Skip to main content

shopping for music

During my short stint as tandem-host of Rotary at Your Service, my music collection ballooned from five CDs to about 20. The music genres I was listening to certainly widened because of this experience. I only listened to R&B and pop before I got involved in the program; now I could stand some "loud" music. Plus, I got introduced to opera (which I still don't understand) by my grad school supervisor.

On Maundy Thursday, I was surrounded by people in and around the music industry... people who listen to and appreciate an even wider diversity of music. They introduced me to musicians and styles I have never heard of before. Perhaps, this was what is meant by "world music". And here I was thinking that this was limited to instrumentals and man-made imitations of nature sounds (like ocean waves).

I learn that world music is about local music somewhere else; somewhere other than North America, in particular. And North American music is primarily what I've been (and others too) exposed to, thanks to the rigid program platforms of FM radio stations. Rarely do these stations play songs from different continents.

Curious about other musical styles, I went shopping for a music CD. That's when I noticed that Music One's gone. Tower Records is gone. My two go-to places for CDs are gone!! Well, at least in Glorietta and Ayala Alabang. I was left with Odyssey Music Store whose collection is a lot smaller. I never thought that looking for music CDs in malls would be that difficult. The bigger stores (Tower Records and Music One) must have been faced with fierce online competition and had to close shop in overseas markets. 

But why stick to CDs? There are songs that can be bought online. However, I am not such a big fan of online shopping yet and I currently have CD players at home and in the car. Perhaps one day I'll make that shift to downloading music (I already have an iPod, thanks to my cousin). In the meantime, I'll stick with familiar tunes delivered with a twist... and I hope they're much easier to find than non-North American music. 

I've got Gregorian chants of rock songs and Christmas carols, bossanova renditions of Beatles songs, and orchestral arrangements of Sting/ The Police hits. Next on my shopping hard-to-find list is Paul Anka's Rock Swings (thanks to Mr. Jim Paredes for sharing) and String Quartet Tributes to different musicians, plus perhaps some classical and choir music. I'm wondering where I could get them.

Rotary at Your Service was a public service radio program of the Rotary Club of West Bay. The project was initiated by Mr. Johnny Goloyugo. It was broadcasted live every Friday over LB-FM 97.4. 

Popular posts from this blog

my top 10 life lessons from Suits season 1

I enjoy watching this series on TV called "Suits". It follows a strong mentor-mentee relationship. Harvey Specter (played by Gabriel Macht), one of the best lawyers in the city, gives valuable lessons to his associate, Mike Ross (played by Patrick J. Adams), the lawyer without the law degree. I find myself taking notes (and tweeting them) as I watch the different episodes.
While waiting for the July 1 premiere of the second season of Suits on Jack TV, I list down the top ten lessons that I gleaned from watching the first season of series. It's not surprising that many of them came from the great Harvey Specter. There are few things in there that came from Mike and Harvey's arch-nemesis, Louis Litt (played by Rick Hoffman), as well.
NOTE: if these sound like a lecture, it's because these are notes I write to myself for when I need them... and to whoever is reading this list.
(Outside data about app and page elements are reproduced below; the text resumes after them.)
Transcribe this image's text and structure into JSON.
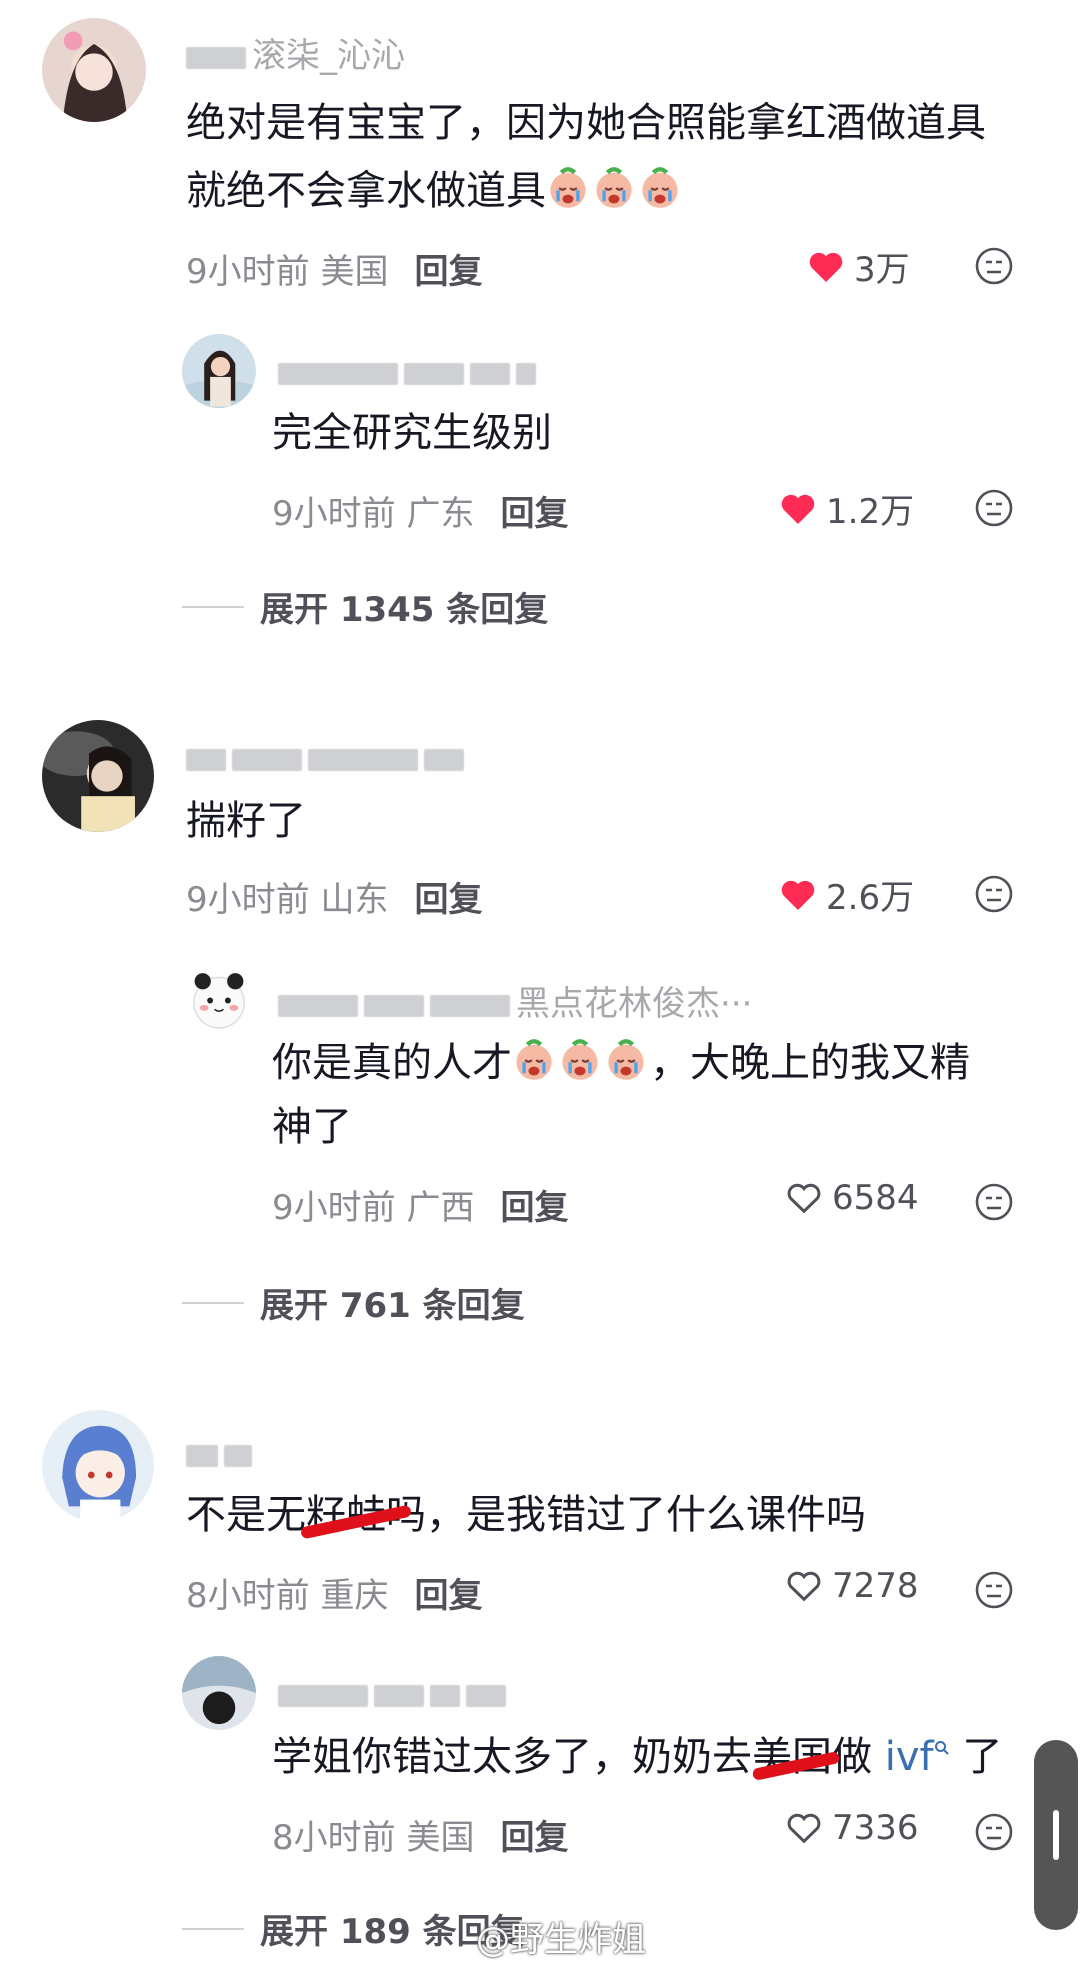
{
  "comments": [
    {
      "username": "滚柒_沁沁",
      "text_line1": "绝对是有宝宝了，因为她合照能拿红酒做道具",
      "text_line2": "就绝不会拿水做道具",
      "time": "9小时前",
      "location": "美国",
      "reply_label": "回复",
      "likes": "3万",
      "liked": true
    },
    {
      "username": "",
      "text": "完全研究生级别",
      "time": "9小时前",
      "location": "广东",
      "reply_label": "回复",
      "likes": "1.2万",
      "liked": true
    },
    {
      "expand": "展开 1345 条回复"
    },
    {
      "username": "",
      "text": "揣籽了",
      "time": "9小时前",
      "location": "山东",
      "reply_label": "回复",
      "likes": "2.6万",
      "liked": true
    },
    {
      "username": "黑点花林俊杰···",
      "text_line1": "你是真的人才",
      "text_line1b": "，大晚上的我又精",
      "text_line2": "神了",
      "time": "9小时前",
      "location": "广西",
      "reply_label": "回复",
      "likes": "6584",
      "liked": false
    },
    {
      "expand": "展开 761 条回复"
    },
    {
      "username": "",
      "text": "不是无籽蛙吗，是我错过了什么课件吗",
      "time": "8小时前",
      "location": "重庆",
      "reply_label": "回复",
      "likes": "7278",
      "liked": false
    },
    {
      "username": "",
      "text_a": "学姐你错过太多了，奶奶去美国做",
      "text_link": "ivf",
      "text_b": "了",
      "time": "8小时前",
      "location": "美国",
      "reply_label": "回复",
      "likes": "7336",
      "liked": false
    },
    {
      "expand": "展开 189 条回复"
    }
  ],
  "watermark": "@野生炸姐",
  "colors": {
    "heart_red": "#fe2c55",
    "meta_gray": "#8a8b91",
    "link_blue": "#3a6fb0"
  }
}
Here we go:
1. "First impressions last. Start behind the eight ball and you'll ne…

Federico de Vera's brand of beauty at the Ayala Museum

On my latest visit to the Ayala Museum this year, I was able to catch the exhibit curated by Federico de Vera. I haven't heard of him, most likely because I'm not part of the art circles. I'm just an occasional museum hopper who likes to visit beautiful art pieces. This time, I was about to learn what beauty is, in the eyes of famous curator de Vera.
I was blown away by how he presented art pieces he picked up from other art collectors. Some of these pieces I've seen in other museums before. BUT, these are presented in a more striking manner... Instagrammable being the first word that comes to my mind. Spot lighting and subtle backgrounds really make the artworks pop. Walking through the different sections of the exhibit, I kept saying wow to myself. I liked the way that the curator presented every piece... he succeeded in putting the best face of each piece on display. There was a sense of meticulousness in the detail... not just dumping pieces together on a table or…


Back in college, I used to play with the UPLB Ethnomusemblia, a group of students who liked to play traditional Filipino music as live accompaniment to the UPLB Filipiniana Dance Troupe, those students who performed Filipino local dances. Tribal music was what I learned with the group: music filled with textures of the sounds from kulintang and agong; the resonating sounds of simultaneously beaten gangsa; and the deep tones from the dabakan. However, I never learned how to play stringed instruments that are part of the rondalla. I attempted the banduria but to no avail. That's why I never learned to play the music for the tinikling; instead, I contented myself with listening to the rondalla people play the lively song.

Tinikling is the national dance of the Philippines. In this lively dance, the man and the woman imitate the movements of a tikling, a bird found in the country, over two parallel bamboo poles set horizontally on the floor. The dance is made more challenging as the b…